While there is some truth in his observations about government involvement in television, there is merit in Loach’s criticism of TV’s failure to adequately reflect different attitdues within British society. However, to suggest this is the result of control or collusion between ministers and broadcasters falls wide of the mark.
Loach is correct to say the government plays an active role in the UK’s broadcasting infrastructure. Nowhere is this more apparent than in the licensing of television services.
Although the BBC was originally established as a private company in 1922, since 1927 it has existed by virture of a royal charter – the terms of which are negotiated by ministers every ten years before being put to Parliament.
And while ITV has always been comprised of privately owned companies since its launch in 1955, the initial decision to establish a commercial television network in the UK (and the statues which continue to underpin it) have been enacted through government legislation.
Beyond licensing, the other key area in which government ministers continue to be involved is in establishing the regulatory framework within which British broadcasters operate.
The BBC Trust (2007) and Ofcom (2003) are responsible for oversight of the BBC and ITV respectively and both fall within the remit of the Department for Digital, Culture, Media and Sport (DCMS). Its ministers and civil servant are instrumental in appointing senior executives to both bodies and in recent years these appointments have become highly politicised (Chris Patten at the BBC, Ed Richards at Ofcom).
But Loach confuses the state’s power of patronage with the ability to exert control and influence over editorial content. In reality, the very reason these regulatory bodies exist, is to ensure regulation takes place at arms-length from ministers.
Long before the creation of the BBC Trust and Ofcom, governance of the BBC was the responsibility of its Board of Governors whilst commercial television (ITV, Channel 4 and Channel 5 etc) was regulated by the Independent Broadcasting Authority (IBA).
In an article written for the IBA’s quartlery journal in the summer of 1988, a former Channel 4 executive said this system of governance and regulation creates a ‘buffer zone’ which ensures broadcasters are protected from political interference:

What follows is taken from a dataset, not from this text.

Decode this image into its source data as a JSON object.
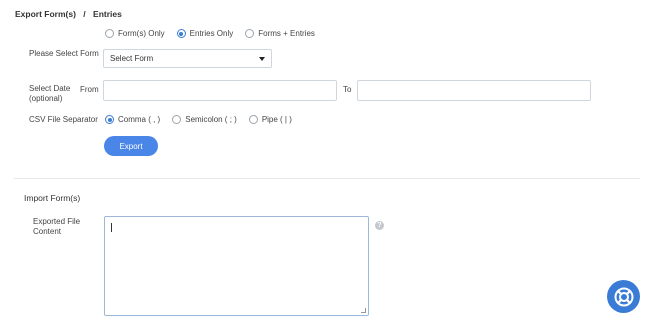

Print vs Broadcast
Unlike traditional print media which is free to express opinion and pledge allegiance to political parties, such liberties are not afforded to those licensed to provide television and radio services in the UK. In fact, broadcasters are specifically prohibited from doing so.